You won’t see me messing with an open flame at NABS. There are some great roasters out there that allow you to tailor how you want to roast the beans. For example, we use an Ambex YM-15. We can digitally program the roaster to replicate precisely how I roast my beans by hand—from periodically reducing the heat to jumbling the beans so that it ends up with a roast that you would swear was done the old-fashioned way. Honestly, it’s even better, because now, instead of a couple of cups worth of beans, I can roast up to five pounds at a time.

We use only single-origin beans from Ethiopia; my aim is to serve up a hot cup of Ethiopia. Whenever my new coffee arrives, I first take it home and roast it by hand to test it out. For me, it’s all very intuitive.

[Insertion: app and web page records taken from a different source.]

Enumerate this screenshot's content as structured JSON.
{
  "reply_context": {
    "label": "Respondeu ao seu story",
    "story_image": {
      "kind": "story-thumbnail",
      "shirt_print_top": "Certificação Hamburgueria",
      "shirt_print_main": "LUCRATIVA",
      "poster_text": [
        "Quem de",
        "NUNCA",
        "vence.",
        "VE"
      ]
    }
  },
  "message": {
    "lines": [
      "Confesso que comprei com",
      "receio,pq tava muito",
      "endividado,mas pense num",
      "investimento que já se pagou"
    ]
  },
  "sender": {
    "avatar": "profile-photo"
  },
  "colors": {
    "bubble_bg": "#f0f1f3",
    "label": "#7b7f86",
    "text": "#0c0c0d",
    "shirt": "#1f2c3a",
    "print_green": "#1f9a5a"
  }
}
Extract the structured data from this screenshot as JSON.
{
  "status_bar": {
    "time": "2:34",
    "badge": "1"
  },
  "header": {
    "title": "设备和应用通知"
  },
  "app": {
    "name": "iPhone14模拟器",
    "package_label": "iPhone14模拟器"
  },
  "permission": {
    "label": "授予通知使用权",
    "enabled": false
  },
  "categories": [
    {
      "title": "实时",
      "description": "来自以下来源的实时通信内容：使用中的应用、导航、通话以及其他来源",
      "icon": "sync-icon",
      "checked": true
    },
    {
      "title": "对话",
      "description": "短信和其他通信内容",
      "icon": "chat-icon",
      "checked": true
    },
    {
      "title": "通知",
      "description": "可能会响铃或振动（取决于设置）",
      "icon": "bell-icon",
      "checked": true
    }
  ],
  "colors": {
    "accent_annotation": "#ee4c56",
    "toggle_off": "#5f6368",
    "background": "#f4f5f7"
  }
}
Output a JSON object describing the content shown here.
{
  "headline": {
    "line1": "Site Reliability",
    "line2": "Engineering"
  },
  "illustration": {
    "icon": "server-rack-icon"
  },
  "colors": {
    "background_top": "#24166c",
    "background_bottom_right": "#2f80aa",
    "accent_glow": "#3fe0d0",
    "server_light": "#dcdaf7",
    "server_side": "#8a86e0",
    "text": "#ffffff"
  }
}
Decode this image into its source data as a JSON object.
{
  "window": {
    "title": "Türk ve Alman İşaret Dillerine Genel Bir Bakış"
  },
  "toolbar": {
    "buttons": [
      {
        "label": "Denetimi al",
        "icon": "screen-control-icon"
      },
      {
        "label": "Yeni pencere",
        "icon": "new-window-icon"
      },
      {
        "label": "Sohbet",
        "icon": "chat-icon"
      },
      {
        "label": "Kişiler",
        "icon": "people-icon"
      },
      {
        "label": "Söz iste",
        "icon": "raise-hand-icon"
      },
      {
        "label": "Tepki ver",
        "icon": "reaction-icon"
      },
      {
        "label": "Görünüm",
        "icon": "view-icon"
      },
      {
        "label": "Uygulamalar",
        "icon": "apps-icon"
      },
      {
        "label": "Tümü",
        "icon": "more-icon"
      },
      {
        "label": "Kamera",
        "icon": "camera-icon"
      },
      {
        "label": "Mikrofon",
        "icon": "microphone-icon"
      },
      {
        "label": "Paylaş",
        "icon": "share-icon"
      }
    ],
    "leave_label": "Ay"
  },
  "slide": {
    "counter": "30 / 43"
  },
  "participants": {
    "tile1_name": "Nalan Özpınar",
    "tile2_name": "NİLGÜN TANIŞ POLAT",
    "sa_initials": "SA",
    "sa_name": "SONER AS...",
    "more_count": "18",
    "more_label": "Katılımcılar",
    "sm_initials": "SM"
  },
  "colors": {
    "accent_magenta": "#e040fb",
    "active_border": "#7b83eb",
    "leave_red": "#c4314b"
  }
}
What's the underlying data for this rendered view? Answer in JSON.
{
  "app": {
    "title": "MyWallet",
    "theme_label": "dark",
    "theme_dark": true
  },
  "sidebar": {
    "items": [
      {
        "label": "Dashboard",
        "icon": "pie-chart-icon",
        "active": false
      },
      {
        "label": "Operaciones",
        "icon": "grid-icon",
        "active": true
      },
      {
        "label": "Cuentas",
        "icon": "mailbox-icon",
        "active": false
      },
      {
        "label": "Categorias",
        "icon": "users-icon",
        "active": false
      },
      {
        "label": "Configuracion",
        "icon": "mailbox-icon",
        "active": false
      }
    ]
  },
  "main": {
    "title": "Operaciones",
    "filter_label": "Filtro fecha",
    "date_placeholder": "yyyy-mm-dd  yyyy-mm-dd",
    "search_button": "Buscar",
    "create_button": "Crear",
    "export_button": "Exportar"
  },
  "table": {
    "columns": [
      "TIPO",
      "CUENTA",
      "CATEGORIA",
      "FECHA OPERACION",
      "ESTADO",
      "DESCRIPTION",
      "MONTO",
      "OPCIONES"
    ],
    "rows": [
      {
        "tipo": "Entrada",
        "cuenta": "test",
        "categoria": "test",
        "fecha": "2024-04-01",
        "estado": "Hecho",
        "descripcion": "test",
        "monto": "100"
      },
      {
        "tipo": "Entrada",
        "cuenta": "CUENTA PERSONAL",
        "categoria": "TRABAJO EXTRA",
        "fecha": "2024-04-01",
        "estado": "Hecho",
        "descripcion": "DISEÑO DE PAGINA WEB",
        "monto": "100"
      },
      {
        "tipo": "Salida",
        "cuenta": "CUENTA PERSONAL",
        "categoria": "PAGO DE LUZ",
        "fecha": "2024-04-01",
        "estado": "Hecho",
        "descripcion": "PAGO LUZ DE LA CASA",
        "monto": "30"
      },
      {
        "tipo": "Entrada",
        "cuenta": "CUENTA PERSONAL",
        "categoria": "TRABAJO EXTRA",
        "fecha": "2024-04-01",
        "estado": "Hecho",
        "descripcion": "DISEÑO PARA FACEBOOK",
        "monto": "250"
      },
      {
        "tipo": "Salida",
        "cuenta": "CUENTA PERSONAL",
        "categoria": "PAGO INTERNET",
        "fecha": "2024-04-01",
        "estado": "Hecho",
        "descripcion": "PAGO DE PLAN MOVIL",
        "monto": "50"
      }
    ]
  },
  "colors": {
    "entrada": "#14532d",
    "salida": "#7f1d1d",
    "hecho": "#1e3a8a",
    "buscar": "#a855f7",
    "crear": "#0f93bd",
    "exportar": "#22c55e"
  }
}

I was trained to do it. But when I come into NABS, even though I used a computerized version of my roasting methods, I still listen and watch and smell throughout the process to ensure that it’s ready—all as if I were still roasting the beans over a flame.

Though she uses a commercial roaster to roast for NABS, Yalem also roasts a small batch by hand whenever she receives a new coffee.

Finally, what is important and special to you about coffee, and why did you decide to pursue it as a career?

In Ethiopia, they say, “Coffee is our bread.” It’s not just a drink. It’s part societal lifeblood, part drinkable talisman, part cultural glue. Coffee is life. Even in the decades where I worked as a nurse at places like Duke University and Johns Hopkins, coffee was always in my life and in the back of my mind. I have always thought about doing this. Like my husband, who was a successful reporter who most recently worked for BET, we both decided to change career paths and collectively follow our passions. The restaurants are the living, breathing embodiments of these passions, and for me, NABS is the perfect means for me to share the Ethiopian coffee traditions with others.

About Chris Ryan 236 Articles
Chris Ryan (he/him) is Barista Magazine's online copy editor and a freelance writer and editor with a background in the specialty coffee industry. He has been content director of Sustainable Harvest and the editor of Fresh Cup Magazine.